Ominously with a slanted camera angle, a train approaches the small town – carrying Powell who has been released from prison and is in malevolent pursuit of the money, Harper’s children – and Harper’s widow.
On a moonlit night in their bedroom (with strange angles and shadows), John and Pearl are getting ready for bed when Pearl asks for a bedtime story. John relates a story about a rich king who had a son and daughter, living in a castle in Africa. One day, the king was taken away by bad men, but before he was taken off, he told his son to kill anyone who tried to steal his gold while he was gone.
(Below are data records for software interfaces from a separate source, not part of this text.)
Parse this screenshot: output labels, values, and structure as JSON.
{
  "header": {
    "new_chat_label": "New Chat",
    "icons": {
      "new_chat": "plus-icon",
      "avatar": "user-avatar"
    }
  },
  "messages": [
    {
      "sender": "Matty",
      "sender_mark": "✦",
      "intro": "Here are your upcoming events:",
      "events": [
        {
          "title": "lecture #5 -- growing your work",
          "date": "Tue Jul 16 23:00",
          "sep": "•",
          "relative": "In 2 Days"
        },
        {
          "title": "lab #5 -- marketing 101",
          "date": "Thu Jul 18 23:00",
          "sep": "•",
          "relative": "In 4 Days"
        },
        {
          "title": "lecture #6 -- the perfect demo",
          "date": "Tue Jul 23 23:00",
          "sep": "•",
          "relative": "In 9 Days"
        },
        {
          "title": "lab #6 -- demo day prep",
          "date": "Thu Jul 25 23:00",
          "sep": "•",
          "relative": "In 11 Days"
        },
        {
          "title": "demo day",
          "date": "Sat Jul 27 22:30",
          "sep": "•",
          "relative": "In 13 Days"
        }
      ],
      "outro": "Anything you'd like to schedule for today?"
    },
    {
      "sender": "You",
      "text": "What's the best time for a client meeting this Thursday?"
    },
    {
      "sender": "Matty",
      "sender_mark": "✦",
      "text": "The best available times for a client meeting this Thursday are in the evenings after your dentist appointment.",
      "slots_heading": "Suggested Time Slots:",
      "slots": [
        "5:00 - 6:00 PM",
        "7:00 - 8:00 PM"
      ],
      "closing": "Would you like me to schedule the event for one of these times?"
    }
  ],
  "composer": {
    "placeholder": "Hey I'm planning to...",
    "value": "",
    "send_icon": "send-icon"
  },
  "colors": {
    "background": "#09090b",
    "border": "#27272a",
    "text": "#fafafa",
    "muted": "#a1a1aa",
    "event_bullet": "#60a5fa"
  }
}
And before long, the bad men came back and…
Just then, for a frightening moment (strikingly portrayed from John’s point of view or perspective), a huge, terrifying black shadow of the head of the ‘Preacher’ covers John on the wall of the children’s bedroom. Pearl gasps and points in fear. Looking out the window, John sees a preacher dressed all in black standing by the streetlight in front of their house. The preacher slowly strolls away, seductively singing a modified version of his signature tune (and the film’s ironic refrain), the hymn – “Leaning on the Everlasting Arms”: “Leaning, leaning…”
If I had to pick a favorite hymn, it would be Panis Angelicus. This is part of a long hymn written by the Dominican monk and philosopher, Saint Thomas Aquinas, he of the “just price” and the proscription against charging interest on loans, two of the principles that regulated buying and selling in feudal Europe. A Benedictine monk was my first economics professor (Thomas’ family wanted him to become a Benedictine—the original Benedictine monastery was near his home, and his uncle was abbot there— and his brother once kidnaped him to prevent him from joining the Dominicans), and in History of Economic Thought, we devoted more time to Aquinas than to Keynes.
The hymn reflects both an ecstatic joy and an ethics that makes it clear that the Christian god is a god of the poor and the humble, because god becomes poor and humble, becomes, in fact, our food. The symbolism is powerful, and it is not hard to see why that part of the Mass known as the Eucharist is attractive to believers:
fit panis hominum
(The bread of angels
becomes the bread of men)
O res mirabilis!
Pauper, servus et humilis
(O wondrous thing! The Lord becomes
our food: beggar, slave and lowly man*) A second verse, not usually sung, beseeches god to “lead us through Thy ways, we who wish to reach the light in which Thou dwellest.”
This post is introduced by a youtube video, in which Luciano Pavarotti sings the Panis Angelicus set to music by Cesar Franck. My mother likes Pavarotti. She goes to Mass every Saturday night. I tell her to pray for me and Karen, and she laughs. But she prays nonetheless. For all of her children and for all those she knows who are suffering. Some day when she dies, I will play Panis Angelicus in her honor. She has always been “poor, a servant and humble.” And like all of us, each in our way, she is trying to “reach the light.”
* I want to thank Michael J. Smith for correcting the original translation.